At a small air base in Louisiana, family man and seasoned fighter pilot, Tuck Westerfield's life could literally crash down around him. In this business of flying fighter jets, the odds of staying alive are stacked against him.
Haunted by the memories of dead friends killed in air mishaps, this Vietnam vet and father of three must deal with a devious commander, an animal-crazed neighbor, whose husband hates pilots, a beautiful, but suspicious wife and a rebellious teenage daughter. The last thing he needs is another war.
But when Iraq invades Kuwait in the middle of a muggy Louisiana summer, duty calls. Tuck and the other pilots in his squadron head to the Middle East.
Back in Louisiana, Gina Westerfield and other military wives learn that war is hell on the home front, too.
|Publisher:||Deer Hawk Publications|
|Product dimensions:||5.50(w) x 8.50(h) x 0.65(d)|
Most Helpful Customer Reviews
Reviewed by Michelle Stanley for Readers' Favorite The Final Salute is a military fiction by Kathleen Rodgers. Colonel Tuck Westerfield, a fighter pilot at Beauregard Air Force base who flew in the Gulf war, mourns the death of his friend and colleague. His unhappiness rises after catching his Commanding Officer cheating with another officer, as his boss constantly threatens him. Gina, Tuck’s wife, worries about his moodiness, which the neighbour’s dog provokes; and Michelle, her rebellious, gothic-attired stepdaughter who visits. Tuck travels down Memory Lane, reliving his childhood while remembering his friends and colleagues who died courageously, and wonders why life deals such blows. He is assigned to the Middle East after Iraq invades Kuwait and his experiences there make him more determined to consider adjustments to his life if he survives. Kathleen Rodgers has created an engrossing military fiction appropriately called The Final Salute. She gives a very realistic account of what life is like in the air force, both from those who serve and from their family members’ point of view.
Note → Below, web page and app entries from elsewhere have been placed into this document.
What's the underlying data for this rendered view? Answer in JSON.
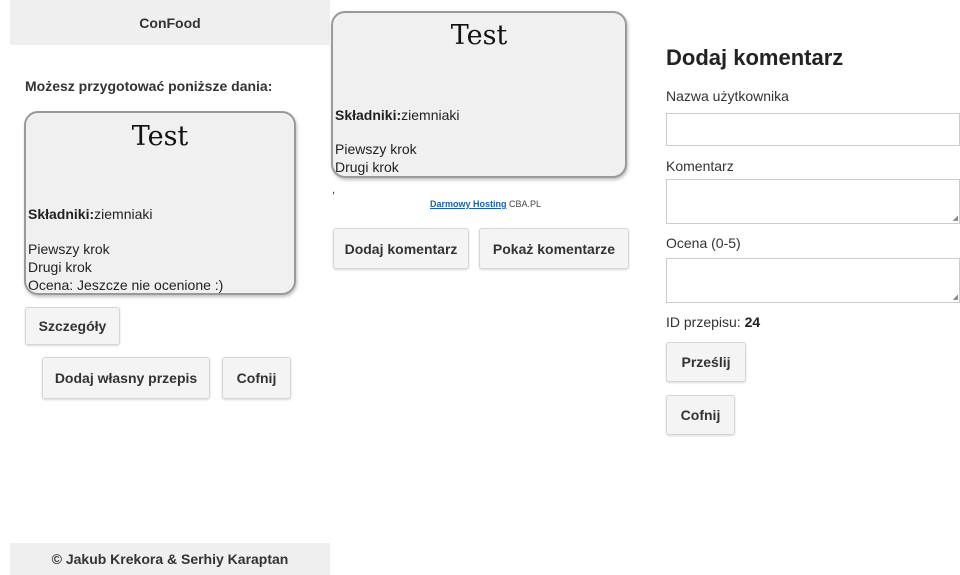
{
  "app": {
    "title": "ConFood",
    "footer": "© Jakub Krekora & Serhiy Karaptan"
  },
  "list_view": {
    "intro": "Możesz przygotować poniższe dania:",
    "card": {
      "title": "Test",
      "ingredients_label": "Składniki:",
      "ingredients_value": "ziemniaki",
      "steps": [
        "Piewszy krok",
        "Drugi krok"
      ],
      "rating": "Ocena: Jeszcze nie ocenione :)"
    },
    "details_button": "Szczegóły",
    "add_recipe_button": "Dodaj własny przepis",
    "back_button": "Cofnij"
  },
  "detail_view": {
    "card": {
      "title": "Test",
      "ingredients_label": "Składniki:",
      "ingredients_value": "ziemniaki",
      "steps": [
        "Piewszy krok",
        "Drugi krok"
      ]
    },
    "stray_mark": ",",
    "hosting_link": "Darmowy Hosting",
    "hosting_suffix": " CBA.PL",
    "add_comment_button": "Dodaj komentarz",
    "show_comments_button": "Pokaż komentarze"
  },
  "comment_form": {
    "title": "Dodaj komentarz",
    "username_label": "Nazwa użytkownika",
    "username_value": "",
    "comment_label": "Komentarz",
    "comment_value": "",
    "rating_label": "Ocena (0-5)",
    "rating_value": "",
    "recipe_id_label": "ID przepisu: ",
    "recipe_id_value": "24",
    "submit_button": "Prześlij",
    "back_button": "Cofnij"
  }
}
It is an intriguing story that has so many emotions as the diverse characters express their joys, fears, pains and sadness in different ways. The author also demonstrated quite nicely how a few military careers may be tarnished and how some scandals or other conflicts are quickly covered up. The Final Salute is a book I did not want to put down, and I think Kathleen Rodgers writes descriptively and with compassion. She shows readers another side of military life in an original and interesting format.
The final salute Tuck was a fighter pilot. He is having a hard time dealing with the death of the men that he uses to fly with. Now he is stationed at a base in Louisiana, living with his wife and 2 of his children. Gina his wife is having her own hard times. Gina doesn’t know how to deal with Tuck’s up and down moods. Now on top of everything Tuck’s daughter from his previous marriage is coming to live with them. Gina knows that they have not gotten along in the past and hopes that things will be different this time. After being on the ground for so long, Tuck gets his orders to go to Kuwait when Iraq invades them. Will Tuck come back to his wife and children and be able to deal with his past. Kathleen M. Rodgers writes a fantastic book. Kathleen really gets the true meaning of what a family goes though when their lives are military. I can’t even image what it must be like for the spouse has to go though, every day hoping that there would not be the knock on the door giving them the bad news. Wondering if they are just there to tell them they are wounded or worse yet have been killed. I found myself sadden by how hard this has to be on them. I had a very hard time putting this book down. I read this book in two days. If you want a great book to read, this is it. Here’s to the people in the military that protects all of us every day. If you loved this book as much as I did, you will also love her book Johnnie Come Lately
This is the best depiction of military family life I have read since I lived it. So true and real, I felt I was back in the Army. There really is drama, more than you can imagine, since many are stationed without family. My hat is off to Kathleen Rodgers! She nailed it! — Jeanie Loiacono